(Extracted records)
Segment Open

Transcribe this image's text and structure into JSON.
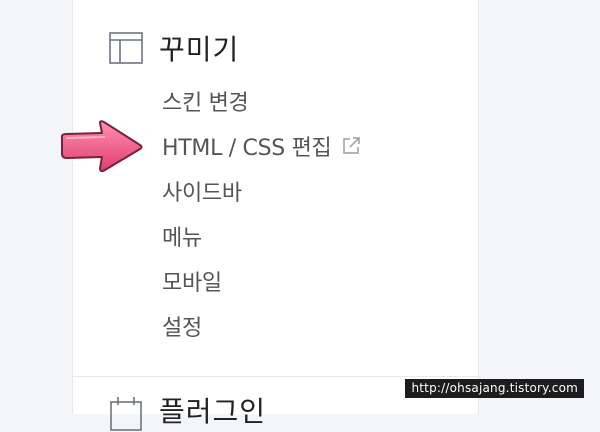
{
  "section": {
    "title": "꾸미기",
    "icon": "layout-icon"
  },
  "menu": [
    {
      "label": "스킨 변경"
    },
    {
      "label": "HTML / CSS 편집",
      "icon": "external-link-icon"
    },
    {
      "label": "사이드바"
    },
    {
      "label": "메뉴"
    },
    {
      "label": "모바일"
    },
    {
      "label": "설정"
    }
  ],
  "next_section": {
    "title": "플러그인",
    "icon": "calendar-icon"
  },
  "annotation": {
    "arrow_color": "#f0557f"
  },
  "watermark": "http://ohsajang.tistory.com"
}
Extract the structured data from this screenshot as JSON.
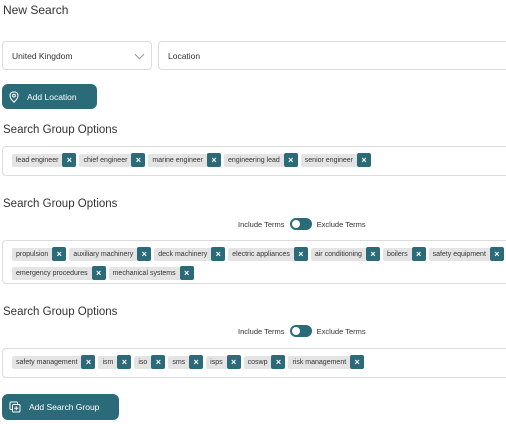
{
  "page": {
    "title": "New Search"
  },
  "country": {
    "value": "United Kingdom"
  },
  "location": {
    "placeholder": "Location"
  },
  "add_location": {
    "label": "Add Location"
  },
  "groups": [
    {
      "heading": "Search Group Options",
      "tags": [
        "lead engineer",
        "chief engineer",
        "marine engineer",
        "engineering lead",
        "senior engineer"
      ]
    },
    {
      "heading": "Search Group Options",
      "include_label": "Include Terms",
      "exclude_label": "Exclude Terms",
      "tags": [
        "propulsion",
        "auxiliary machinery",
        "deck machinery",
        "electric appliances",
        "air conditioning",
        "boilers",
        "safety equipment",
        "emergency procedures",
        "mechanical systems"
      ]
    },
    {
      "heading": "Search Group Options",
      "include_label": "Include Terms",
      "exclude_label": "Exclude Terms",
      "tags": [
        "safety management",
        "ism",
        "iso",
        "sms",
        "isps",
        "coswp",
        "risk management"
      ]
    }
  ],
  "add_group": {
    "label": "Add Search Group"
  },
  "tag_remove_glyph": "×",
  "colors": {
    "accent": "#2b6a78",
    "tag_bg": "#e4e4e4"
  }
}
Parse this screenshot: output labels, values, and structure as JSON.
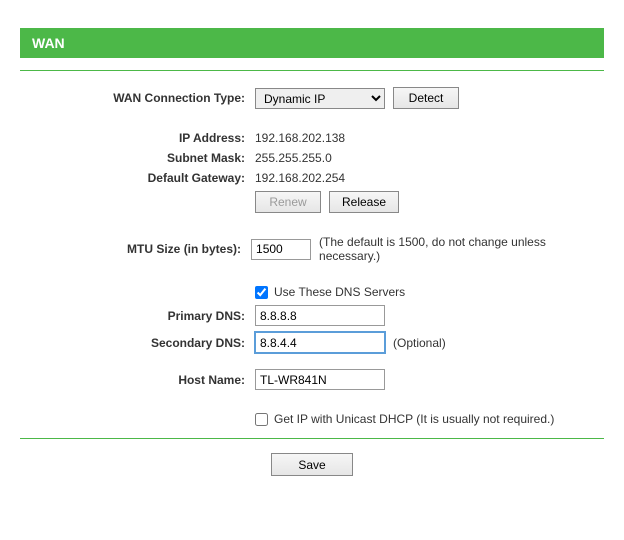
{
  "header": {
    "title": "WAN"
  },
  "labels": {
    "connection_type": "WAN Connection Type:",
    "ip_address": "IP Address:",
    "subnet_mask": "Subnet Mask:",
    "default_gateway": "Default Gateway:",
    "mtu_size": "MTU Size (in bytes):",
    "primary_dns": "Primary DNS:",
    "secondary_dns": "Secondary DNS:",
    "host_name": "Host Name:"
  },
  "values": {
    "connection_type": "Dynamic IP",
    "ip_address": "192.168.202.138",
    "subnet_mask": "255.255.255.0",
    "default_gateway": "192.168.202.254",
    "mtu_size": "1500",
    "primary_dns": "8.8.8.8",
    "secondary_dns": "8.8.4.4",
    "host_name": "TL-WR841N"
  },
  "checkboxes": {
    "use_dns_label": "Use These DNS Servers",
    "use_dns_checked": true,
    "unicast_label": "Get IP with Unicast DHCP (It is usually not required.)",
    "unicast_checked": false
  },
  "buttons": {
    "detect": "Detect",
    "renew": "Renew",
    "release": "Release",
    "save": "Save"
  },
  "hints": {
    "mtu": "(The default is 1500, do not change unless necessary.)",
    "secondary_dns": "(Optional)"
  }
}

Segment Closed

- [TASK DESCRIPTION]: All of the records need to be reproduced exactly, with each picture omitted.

- [RESPONSE TO THE EXERCISE]:
Transcribe this image's text and structure into JSON.
{
  "section": {
    "title": "꾸미기",
    "icon": "layout-icon"
  },
  "menu": [
    {
      "label": "스킨 변경"
    },
    {
      "label": "HTML / CSS 편집",
      "icon": "external-link-icon"
    },
    {
      "label": "사이드바"
    },
    {
      "label": "메뉴"
    },
    {
      "label": "모바일"
    },
    {
      "label": "설정"
    }
  ],
  "next_section": {
    "title": "플러그인",
    "icon": "calendar-icon"
  },
  "annotation": {
    "arrow_color": "#f0557f"
  },
  "watermark": "http://ohsajang.tistory.com"
}
Extract the structured data from this screenshot as JSON.
{
  "page": {
    "title": "New Search"
  },
  "country": {
    "value": "United Kingdom"
  },
  "location": {
    "placeholder": "Location"
  },
  "add_location": {
    "label": "Add Location"
  },
  "groups": [
    {
      "heading": "Search Group Options",
      "tags": [
        "lead engineer",
        "chief engineer",
        "marine engineer",
        "engineering lead",
        "senior engineer"
      ]
    },
    {
      "heading": "Search Group Options",
      "include_label": "Include Terms",
      "exclude_label": "Exclude Terms",
      "tags": [
        "propulsion",
        "auxiliary machinery",
        "deck machinery",
        "electric appliances",
        "air conditioning",
        "boilers",
        "safety equipment",
        "emergency procedures",
        "mechanical systems"
      ]
    },
    {
      "heading": "Search Group Options",
      "include_label": "Include Terms",
      "exclude_label": "Exclude Terms",
      "tags": [
        "safety management",
        "ism",
        "iso",
        "sms",
        "isps",
        "coswp",
        "risk management"
      ]
    }
  ],
  "add_group": {
    "label": "Add Search Group"
  },
  "tag_remove_glyph": "×",
  "colors": {
    "accent": "#2b6a78",
    "tag_bg": "#e4e4e4"
  }
}
Parse this screenshot: output labels, values, and structure as JSON.
{
  "header": {
    "title": "WAN"
  },
  "labels": {
    "connection_type": "WAN Connection Type:",
    "ip_address": "IP Address:",
    "subnet_mask": "Subnet Mask:",
    "default_gateway": "Default Gateway:",
    "mtu_size": "MTU Size (in bytes):",
    "primary_dns": "Primary DNS:",
    "secondary_dns": "Secondary DNS:",
    "host_name": "Host Name:"
  },
  "values": {
    "connection_type": "Dynamic IP",
    "ip_address": "192.168.202.138",
    "subnet_mask": "255.255.255.0",
    "default_gateway": "192.168.202.254",
    "mtu_size": "1500",
    "primary_dns": "8.8.8.8",
    "secondary_dns": "8.8.4.4",
    "host_name": "TL-WR841N"
  },
  "checkboxes": {
    "use_dns_label": "Use These DNS Servers",
    "use_dns_checked": true,
    "unicast_label": "Get IP with Unicast DHCP (It is usually not required.)",
    "unicast_checked": false
  },
  "buttons": {
    "detect": "Detect",
    "renew": "Renew",
    "release": "Release",
    "save": "Save"
  },
  "hints": {
    "mtu": "(The default is 1500, do not change unless necessary.)",
    "secondary_dns": "(Optional)"
  }
}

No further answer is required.